North Carolina Senator Richard Burr is one of them, saying dismissively that he didn't think there would be any more money for the states. And he doesn't seem all that worried about it. Thanks for all you do Senator.
Corruption? What corruption?
The folks at the Locke Foundation continue their semantic gymnastics in their desperate attempts to maintain the current campaign finance system that allows wealthy donors to buy access and prevents people without access to wealth from seeking public office.
The latest distortions and contortions defy logic more than usual, even for the Locke Foundation. Locker Darren Bakst says that one common argument used by proponents of public financing is that there is an appearance of corruption in the current system.
Gee, why would people question a system where a handful of wealthy special interests provide campaign money for a politician who votes on issues that affect the profits of the special interest?
Well Bakst doesn't, claiming that "there's no evidence of corruption or that this ‘appearance' exists for most people beyond the anti-free speech advocates who see what they want to see."
Nah, there's no evidence of corruption in the current political system.
And nobody's against free speech. People can say anything they want. The problem is too many people's voices are silenced in the political process because they don't have enough money.
From the Fringe
Speaking of the Lockers, Donna Martinez makes another appearance in the From the Fringe this week. She's upset that it looks like no members of the Orange County Commission are opposed to asking voters if they want to raise the local sales tax to pay for pressing county needs.
Martinez asks "will any Orange commissioner have the courage to stand up for Orange taxpayers and oppose the concept of a tax hike? Maybe they believe the county needs more revenue to meet the needs of people they represent. And maybe the commissioners want to let the public decide if they want to raise the tax.
Isn't that what the Right usually wants to do, put everything to a vote of the people?
Charlotte Locker Jeff Taylor is fuming about the House budget and says it might have been smarter to let Jim Black go and putting everyone else in the General Assembly in jail. That's some funny stuff there.
The headline of Taylor's post about the budget is "Bend Over, 2010 General Assembly Edition."

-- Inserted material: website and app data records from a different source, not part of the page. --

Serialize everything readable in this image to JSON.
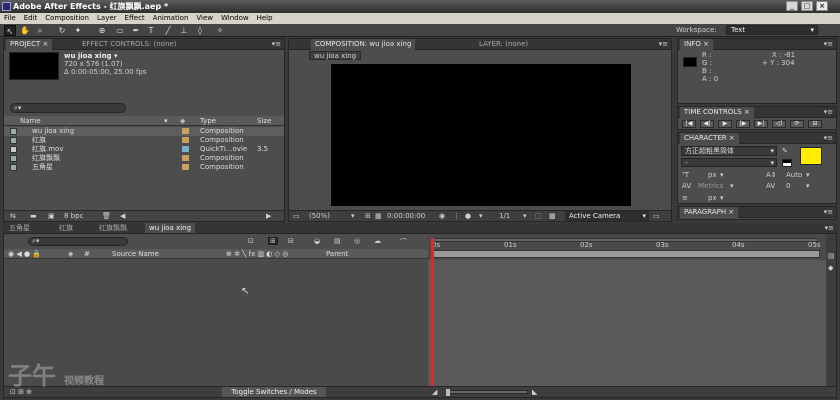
{
  "app": {
    "title": "Adobe After Effects - 红旗飘飘.aep *"
  },
  "menu": [
    "File",
    "Edit",
    "Composition",
    "Layer",
    "Effect",
    "Animation",
    "View",
    "Window",
    "Help"
  ],
  "workspace": {
    "label": "Workspace:",
    "value": "Text"
  },
  "project_panel": {
    "tab_project": "PROJECT ×",
    "tab_effects": "EFFECT CONTROLS: (none)",
    "selected_name": "wu jioa xing ▾",
    "selected_dims": "720 x 576 (1.07)",
    "selected_dur": "Δ 0:00:05:00, 25.00 fps",
    "search_placeholder": "",
    "columns": {
      "name": "Name",
      "type": "Type",
      "size": "Size"
    },
    "items": [
      {
        "name": "wu jioa xing",
        "type": "Composition",
        "size": "",
        "color": "#c8a060"
      },
      {
        "name": "红旗",
        "type": "Composition",
        "size": "",
        "color": "#c8a060"
      },
      {
        "name": "红旗.mov",
        "type": "QuickTi...ovie",
        "size": "3.5",
        "color": "#7ab0c8"
      },
      {
        "name": "红旗飘飘",
        "type": "Composition",
        "size": "",
        "color": "#c8a060"
      },
      {
        "name": "五角星",
        "type": "Composition",
        "size": "",
        "color": "#c8a060"
      }
    ],
    "bpc": "8 bpc"
  },
  "comp_panel": {
    "tab": "COMPOSITION: wu jioa xing",
    "layer_tab": "LAYER: (none)",
    "subtab": "wu jioa xing",
    "zoom": "(50%)",
    "timecode": "0:00:00:00",
    "resolution": "1/1",
    "view": "Active Camera"
  },
  "info_panel": {
    "tab": "INFO ×",
    "r": "R :",
    "g": "G :",
    "b": "B :",
    "a": "A : 0",
    "x": "X : -81",
    "y": "+ Y : 304"
  },
  "time_controls": {
    "tab": "TIME CONTROLS ×",
    "buttons": [
      "|◀",
      "◀|",
      "▶",
      "|▶",
      "▶|",
      "◁)",
      "⟳",
      "⊟"
    ]
  },
  "character": {
    "tab": "CHARACTER ×",
    "font": "方正超粗黑简体",
    "style": "-",
    "size_unit": "px",
    "leading": "Auto",
    "kerning": "Metrics",
    "tracking": "0",
    "stroke_unit": "px",
    "fill_color": "#ffee00"
  },
  "paragraph": {
    "tab": "PARAGRAPH ×"
  },
  "timeline": {
    "tabs": [
      "五角星",
      "红旗",
      "红旗飘飘",
      "wu jioa xing"
    ],
    "source_name_col": "Source Name",
    "parent_col": "Parent",
    "ruler": [
      "0s",
      "01s",
      "02s",
      "03s",
      "04s",
      "05s"
    ],
    "toggle": "Toggle Switches / Modes"
  },
  "watermark": {
    "text1": "子午",
    "text2": "视频教程"
  }
}
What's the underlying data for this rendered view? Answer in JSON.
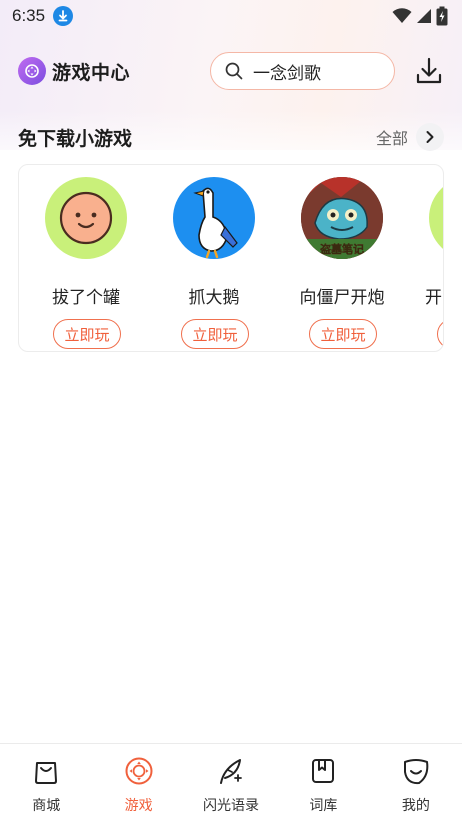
{
  "status_bar": {
    "time": "6:35"
  },
  "header": {
    "app_title": "游戏中心",
    "search": {
      "value": "一念剑歌"
    }
  },
  "section": {
    "title": "免下载小游戏",
    "more_label": "全部"
  },
  "games": [
    {
      "name": "拔了个罐",
      "play_label": "立即玩"
    },
    {
      "name": "抓大鹅",
      "play_label": "立即玩"
    },
    {
      "name": "向僵尸开炮",
      "play_label": "立即玩",
      "icon_text": "盗墓笔记"
    },
    {
      "name": "开"
    }
  ],
  "bottom_nav": [
    {
      "label": "商城",
      "icon": "shop-bag-icon"
    },
    {
      "label": "游戏",
      "icon": "game-controller-icon",
      "active": true
    },
    {
      "label": "闪光语录",
      "icon": "feather-pen-icon"
    },
    {
      "label": "词库",
      "icon": "bookmark-book-icon"
    },
    {
      "label": "我的",
      "icon": "smile-face-icon"
    }
  ],
  "colors": {
    "accent": "#f0603c",
    "logo": "#9a5ce8",
    "status_download_badge": "#1e88e5"
  }
}
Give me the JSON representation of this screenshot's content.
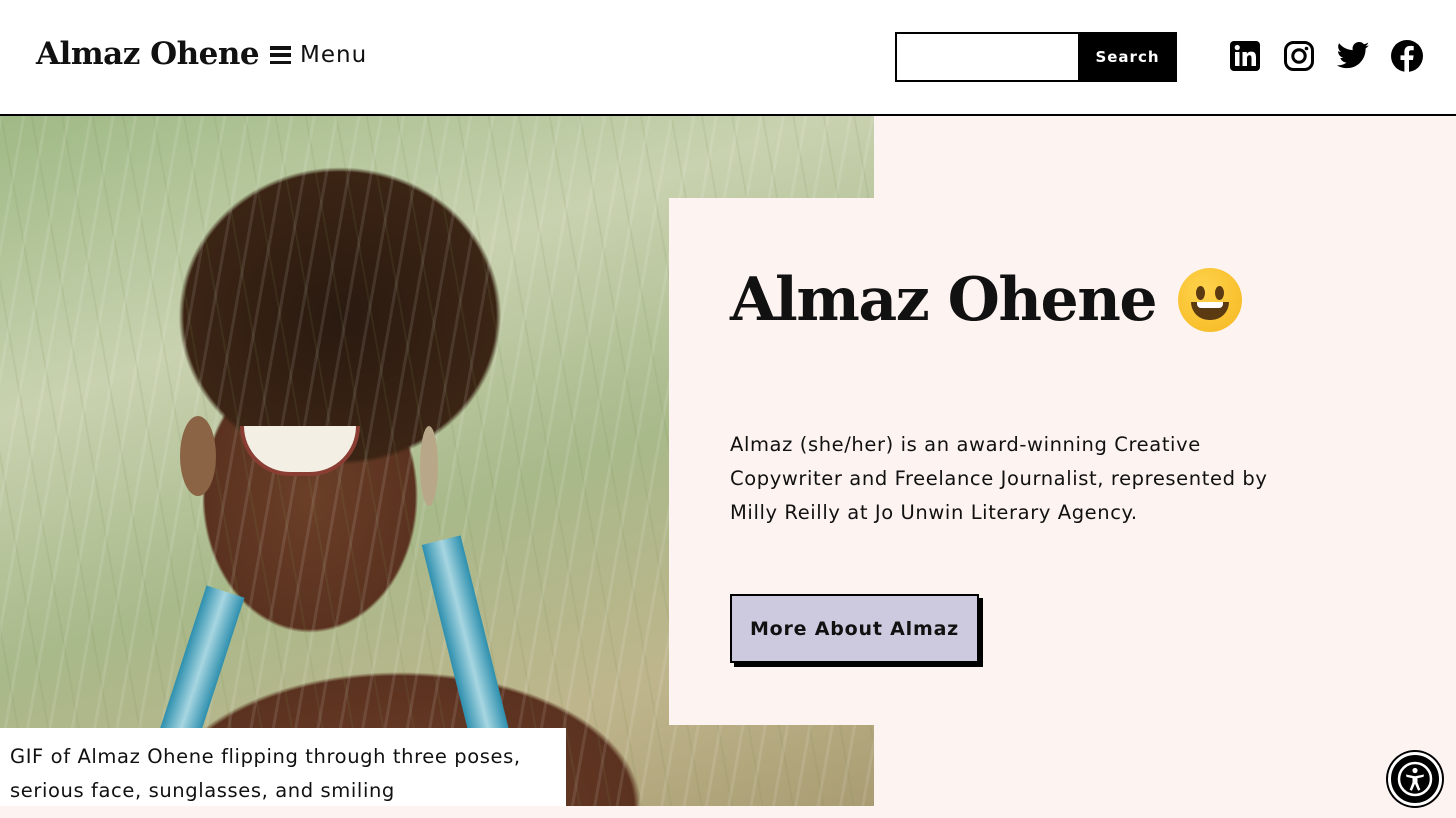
{
  "header": {
    "site_title": "Almaz Ohene",
    "menu_label": "Menu",
    "search": {
      "value": "",
      "placeholder": "",
      "button_label": "Search"
    },
    "socials": [
      {
        "icon": "linkedin-icon"
      },
      {
        "icon": "instagram-icon"
      },
      {
        "icon": "twitter-icon"
      },
      {
        "icon": "facebook-icon"
      }
    ]
  },
  "hero": {
    "title": "Almaz Ohene",
    "title_emoji": "grinning-face-emoji",
    "bio": "Almaz (she/her) is an award-winning Creative Copywriter and Freelance Journalist, represented by Milly Reilly at Jo Unwin Literary Agency.",
    "cta_label": "More About Almaz",
    "image_caption": "GIF of Almaz Ohene flipping through three poses, serious face, sunglasses, and smiling"
  },
  "accessibility_button": {
    "icon": "accessibility-icon"
  },
  "colors": {
    "background": "#fdf3f1",
    "cta_background": "#cdcae0",
    "header_background": "#ffffff",
    "text": "#111111"
  }
}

Lovely, and matched only by the headline on the post about the House budget on the Locker's Triad blog, "Bend over, insert rotten egg."
Stay classy over there Lockers.